The Man from Laramie
d. Anthony Mann, 1955

Much to my chagrin (mostly because of the 2 day turnaround @ Netflix and the dwindling amount of time left for me to complete my finals project for English), the assertions that The Man from Laramie has Learish themes is a little overblown. If anything from Shakespeare's play, it resembles the Gloucester/Edgar/Edmund storyline. I'm sorry: going blind from age does not even remotely equal going insane from being betrayed by your two daughters, whom you gave the world to. Luckily, it wasn't an entire waste of time. Even though I kept waiting for the Lear (which, I imagine, lessened the impact of the film as - you know - a film), Mann's flick was far from disappointing. It is a western by coincidence, focusing - rather than on the banalities of western life - on timeless ideas. Alec Waggoman is a man who wants to maintain the integrity of his ranch (i.e. his kingdom - ok, I guess that is sort of like King Lear, but it strikes me as coincidental. If it is the author's intent to conjure Lear, it is only a passing homage - a point of reference - and not a thematic foundation for the film.) Waggoman clearly wants immortality, for his life's work to live long after he ceases to. His son - capricious like all young bucks - wants pleasure, now. He wants to make his own fortune, but - and this is the rub - he cannot do it without his daddy's money. Naturally, people die. Jimmy Stewart (as the outsider) acts as a catalyst, setting this tragic series of events (not Lear tragic, asshole) into motion. It's nice as a change - instead of wagon teams and homesteaders and shoot-outs and sunsets and town drunks and cattle drives and Injuns and John Wayne and John Ford and hangings and liquor and ten-gallon hats we get this: a pitiful old man, going blind and grasping at straws.

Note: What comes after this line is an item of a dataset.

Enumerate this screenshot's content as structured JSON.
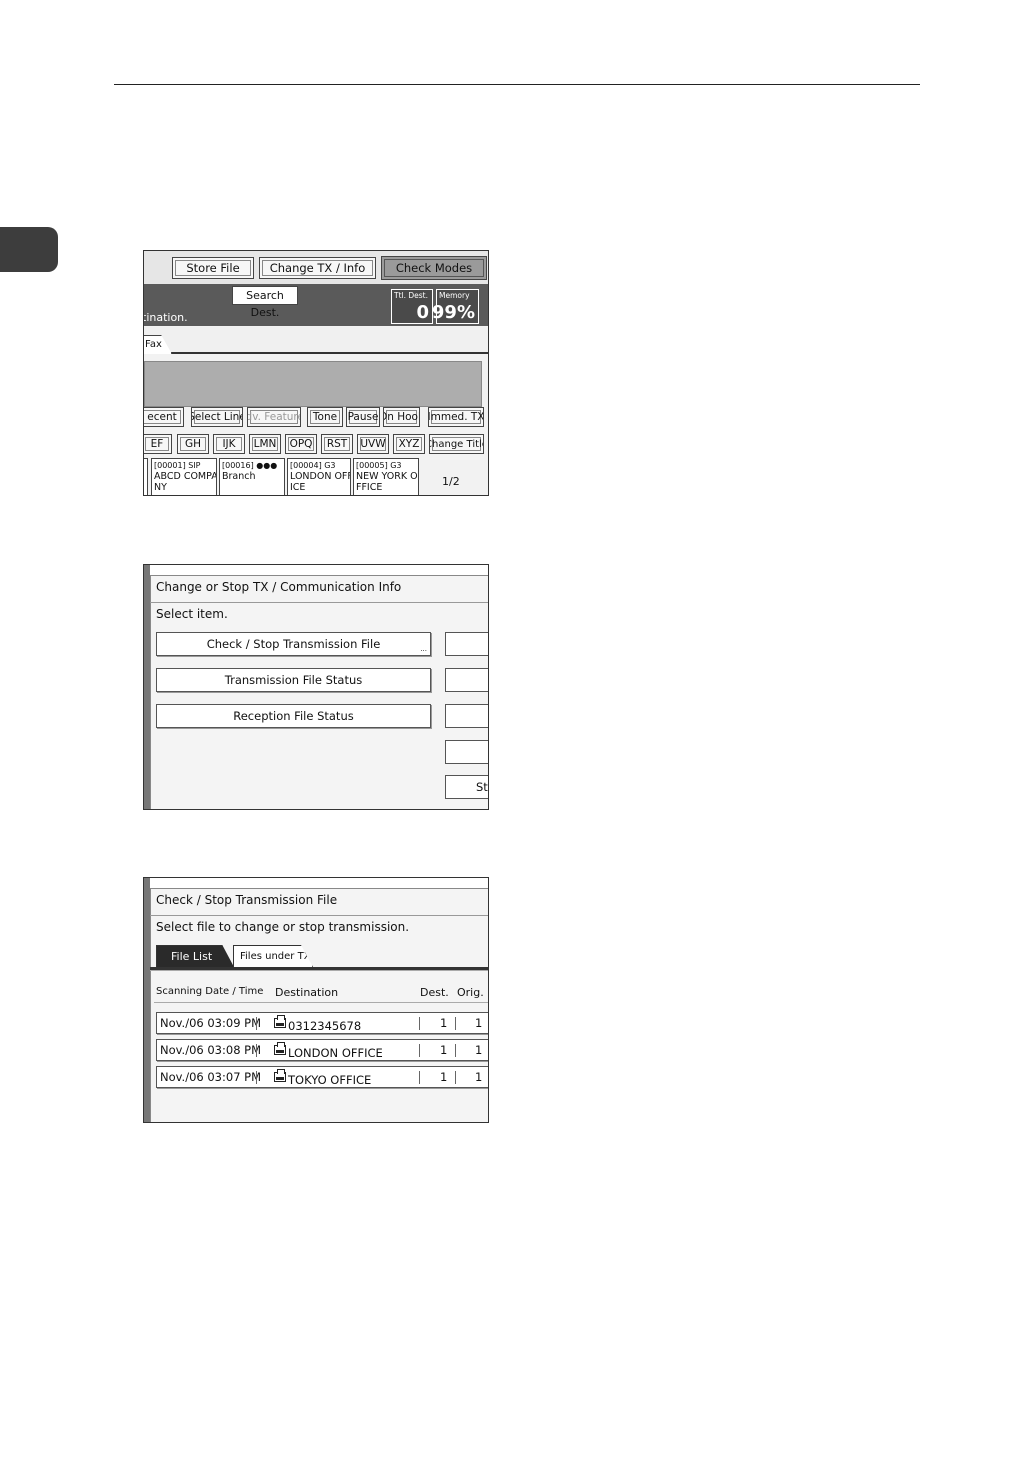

Scotland, PA
d. Billy Morrissette, 2001

It isn't a very good film - it succumbs too often to low humor, which results in a nasty bit of bathos - but Scotland, PA is at least somewhat interesting for the trend it signifies. Since Gus Van Sant's My Own Private Idaho in 1991, Shakespeare has become, for lack of a better word, cool. Dropping lines verbatim (Intolerable Cruelty, Elephant), cribbing significant plot points (The Lion King), and adapting the Elizabethan English or locale out of the film (Scotland, PA, "O", William Shakespeare's Romeo + Juliet) have all become accepted and admired forms of acknowledging the influence of Shakespeare. Scotland, PA is one of the less successful of these, hampered by bad acting (everyone except Chris Walken) and a general low-budget aura (not the good kind, either.) Nonetheless, the idea of adapting Macbeth to a hamburger joint in 1970's Pennsylvania is inherently clever and provides the film with some solid moments (Duncan's death by deep fryer being the most of these.) Remarkably, the original plot is kept largely intact, which, if nothing else, makes it fun to go through and notice the di-/convergences.